expenses paid– for some reason, when they hear the word ‘expenses,’ journalists assume fraud must be involved. Psychologists might be able to explain why this should be.
flat-screen colour TV – or a ‘TV,’ as they’re now known.
going forward – the reporter, possibly half-asleep, has copied out too much of the press release.
lethal cocktail – there were two drugs in their system, you say?
named locally – the cops aren’t saying who it was, but fortunately everyone in the pub knew.
smoke-filled rooms – where cosy consensuses are reached. This has survived the smoking ban.
I can’t say this would be gripping stuff to somebody who doesn’t either work in the industry or follow the news closely, but I found it quite a brief and entertaining read. Journalese is so pervasive that you don’t really notice it for what it is, and I’m pleased that Hutton has managed to comprehensively compile and articulate something that thousands of us have probably felt only as a vague, nagging sense of irritation.
Small Gods by Terry Pratchett (1991) 400 p.
Discworld #13 (Stand-alone)
This is widely regarded as one of Pratchett’s finest novels, certainly in the early days of the Discworld series. It’s a standalone – possibly the most complete standalone in the series, taking place far from Ankh-Morpork or Lancre, with only a brief cameo appearance by the Librarian and of course Death.
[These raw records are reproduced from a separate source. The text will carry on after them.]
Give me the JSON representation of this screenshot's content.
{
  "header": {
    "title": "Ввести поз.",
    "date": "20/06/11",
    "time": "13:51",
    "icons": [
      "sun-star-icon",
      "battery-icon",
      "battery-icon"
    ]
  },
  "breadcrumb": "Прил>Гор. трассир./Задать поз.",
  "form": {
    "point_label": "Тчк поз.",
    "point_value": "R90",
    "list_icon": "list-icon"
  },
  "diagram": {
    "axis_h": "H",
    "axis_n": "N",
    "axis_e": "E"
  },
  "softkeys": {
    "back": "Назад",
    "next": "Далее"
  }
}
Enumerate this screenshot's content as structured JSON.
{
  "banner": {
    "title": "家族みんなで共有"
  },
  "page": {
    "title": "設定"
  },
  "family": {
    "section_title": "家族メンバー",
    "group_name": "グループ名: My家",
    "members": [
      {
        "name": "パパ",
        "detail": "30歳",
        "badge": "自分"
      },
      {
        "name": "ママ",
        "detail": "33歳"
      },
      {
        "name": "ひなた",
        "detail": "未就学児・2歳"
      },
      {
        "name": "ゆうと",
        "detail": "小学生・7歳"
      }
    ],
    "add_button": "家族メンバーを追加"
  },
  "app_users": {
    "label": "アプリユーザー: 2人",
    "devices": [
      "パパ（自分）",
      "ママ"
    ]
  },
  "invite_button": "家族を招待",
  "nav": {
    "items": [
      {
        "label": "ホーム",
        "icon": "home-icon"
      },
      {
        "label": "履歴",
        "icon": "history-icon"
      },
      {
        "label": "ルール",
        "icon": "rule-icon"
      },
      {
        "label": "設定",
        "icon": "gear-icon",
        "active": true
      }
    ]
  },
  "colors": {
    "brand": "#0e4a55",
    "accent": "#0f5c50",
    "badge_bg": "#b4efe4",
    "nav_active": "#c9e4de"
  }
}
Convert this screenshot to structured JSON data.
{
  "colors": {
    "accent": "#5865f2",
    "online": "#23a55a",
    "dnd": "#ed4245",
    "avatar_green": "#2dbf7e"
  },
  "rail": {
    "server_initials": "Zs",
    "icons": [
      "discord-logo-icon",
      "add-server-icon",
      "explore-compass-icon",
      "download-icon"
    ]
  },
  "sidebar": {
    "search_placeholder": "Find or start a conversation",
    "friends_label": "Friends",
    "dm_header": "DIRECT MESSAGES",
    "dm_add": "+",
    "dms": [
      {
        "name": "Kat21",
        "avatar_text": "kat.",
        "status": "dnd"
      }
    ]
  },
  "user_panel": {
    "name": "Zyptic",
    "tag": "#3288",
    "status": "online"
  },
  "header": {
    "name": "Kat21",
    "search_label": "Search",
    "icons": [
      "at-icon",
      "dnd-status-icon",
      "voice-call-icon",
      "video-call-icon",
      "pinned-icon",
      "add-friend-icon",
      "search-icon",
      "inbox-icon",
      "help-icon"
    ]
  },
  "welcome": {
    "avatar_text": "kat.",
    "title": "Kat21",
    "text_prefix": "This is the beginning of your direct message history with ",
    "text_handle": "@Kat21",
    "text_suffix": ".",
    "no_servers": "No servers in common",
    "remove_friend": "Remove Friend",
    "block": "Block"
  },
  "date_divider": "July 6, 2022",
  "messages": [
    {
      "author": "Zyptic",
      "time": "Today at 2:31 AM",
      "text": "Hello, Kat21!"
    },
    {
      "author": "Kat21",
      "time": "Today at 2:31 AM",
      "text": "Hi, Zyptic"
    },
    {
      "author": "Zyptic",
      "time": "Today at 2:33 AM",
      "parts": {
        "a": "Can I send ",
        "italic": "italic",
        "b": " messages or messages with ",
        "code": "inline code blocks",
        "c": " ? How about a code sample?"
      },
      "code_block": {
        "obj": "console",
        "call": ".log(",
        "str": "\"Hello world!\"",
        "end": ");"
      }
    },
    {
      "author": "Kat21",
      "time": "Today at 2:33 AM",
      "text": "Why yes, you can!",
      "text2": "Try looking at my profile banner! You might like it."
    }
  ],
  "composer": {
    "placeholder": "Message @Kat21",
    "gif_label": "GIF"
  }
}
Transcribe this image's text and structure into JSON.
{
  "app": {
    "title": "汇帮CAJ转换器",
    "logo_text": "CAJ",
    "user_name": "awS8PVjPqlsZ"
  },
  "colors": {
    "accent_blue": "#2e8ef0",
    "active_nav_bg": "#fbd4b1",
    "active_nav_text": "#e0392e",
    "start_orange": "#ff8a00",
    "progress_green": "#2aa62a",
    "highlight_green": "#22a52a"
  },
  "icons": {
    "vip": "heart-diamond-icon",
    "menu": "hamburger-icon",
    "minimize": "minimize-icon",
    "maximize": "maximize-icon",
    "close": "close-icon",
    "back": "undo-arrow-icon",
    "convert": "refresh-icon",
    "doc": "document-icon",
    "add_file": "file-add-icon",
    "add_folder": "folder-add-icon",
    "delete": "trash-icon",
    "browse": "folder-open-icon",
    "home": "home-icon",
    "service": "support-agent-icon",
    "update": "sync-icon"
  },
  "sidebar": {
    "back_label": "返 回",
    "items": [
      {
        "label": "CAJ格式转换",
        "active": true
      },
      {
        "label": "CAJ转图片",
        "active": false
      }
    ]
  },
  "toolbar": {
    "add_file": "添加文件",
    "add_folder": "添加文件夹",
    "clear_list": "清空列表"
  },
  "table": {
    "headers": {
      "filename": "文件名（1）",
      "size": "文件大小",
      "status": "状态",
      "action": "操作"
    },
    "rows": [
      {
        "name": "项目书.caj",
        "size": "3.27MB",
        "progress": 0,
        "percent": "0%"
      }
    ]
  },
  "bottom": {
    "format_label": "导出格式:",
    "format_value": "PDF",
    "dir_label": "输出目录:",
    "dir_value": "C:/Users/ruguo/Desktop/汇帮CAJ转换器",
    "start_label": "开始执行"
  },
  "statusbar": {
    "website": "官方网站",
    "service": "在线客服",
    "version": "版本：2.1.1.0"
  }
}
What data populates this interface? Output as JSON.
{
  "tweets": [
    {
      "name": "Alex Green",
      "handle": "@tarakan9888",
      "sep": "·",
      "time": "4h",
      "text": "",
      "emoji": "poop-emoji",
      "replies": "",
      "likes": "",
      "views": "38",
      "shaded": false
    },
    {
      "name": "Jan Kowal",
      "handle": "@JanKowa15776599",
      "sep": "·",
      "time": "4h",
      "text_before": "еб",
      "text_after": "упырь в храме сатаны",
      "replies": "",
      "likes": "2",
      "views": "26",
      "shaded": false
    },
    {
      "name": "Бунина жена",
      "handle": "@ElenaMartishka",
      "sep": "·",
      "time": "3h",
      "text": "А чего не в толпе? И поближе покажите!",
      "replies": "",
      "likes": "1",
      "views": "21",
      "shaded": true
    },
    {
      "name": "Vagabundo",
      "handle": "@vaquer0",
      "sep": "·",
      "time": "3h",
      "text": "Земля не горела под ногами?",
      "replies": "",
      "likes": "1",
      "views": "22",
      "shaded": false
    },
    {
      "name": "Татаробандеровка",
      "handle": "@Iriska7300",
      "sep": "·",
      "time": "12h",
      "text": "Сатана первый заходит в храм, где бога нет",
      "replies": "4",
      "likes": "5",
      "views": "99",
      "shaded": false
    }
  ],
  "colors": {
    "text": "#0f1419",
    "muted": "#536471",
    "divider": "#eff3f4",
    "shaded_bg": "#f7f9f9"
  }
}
Pratchett takes us to the vast desert kingdom of Omnia, a religious autocracy built around worship of the god Om. On the Discworld, as we’ve already learned, belief can create reality – and so gods in turn are reliant on their believers for their continued existence. Om’s problem is that people no longer believe in him as a god per se, but rather in the institution of the church. Shrunk down into the humble body of a tortoise and with his omnipotence vanished, Om finds he has only one true believer left: the naive young novice Brutha, working in the gardens of the Church’s great Citadel. Om clings to Brutha like a drowning man to a life raft, well aware that if Brutha’s belief wavers then his own existence will be imperilled, as he tries to figure out how to make the people of Omnia properly believe again.
Brutha, meanwhile, has been recruited for a special mission by one of the Church’s deacons for of his eidetic memory. Accompanying Vorbis, Pratchett’s latest Machiavellian villain of iron-cast belief, Brutha thus sets out on the journey of a lifetime to Omnia’s neighbour Ephebe, with none of his retinue suspecting their god is riding along in Brutha’s backpack.
This is a case where I really have to differ from public opinion. I remembered very little of Small Gods, and I’ve learnt on this rereading project that this usually means the book didn’t make much of an impact on me the first time around and won’t the second. The best explanation I can come to for why Small Gods doesn’t engage me is because I’m not religious, I wasn’t raised religious, and I live in probably one of the most irreligious countries in the Western world. Being an agnostic or an atheist doesn’t mean you don’t have to cope with religion’s impact on society, but in Australia it has very little effect on me compared to if I were an atheist in, say, Alabama. I just don’t find Pratchett’s ruminations on religious belief as engaging as those on racism or politics or sexism or any number of other things.
As I said, it’s one of Pratchett’s most beloved books, and apparently he received plenty of approving letters from believers and non-believers alike, praising his depiction of faith, belief, and the critical differences between organised religion and a personal relationship with God. I can believe all that, and I can appreciate why so many others love it. It just didn’t strike much of a chord with me personally, and I find myself with very little to say about it.
Next up, we’re back to the witches of Lancre with Lords and Ladies.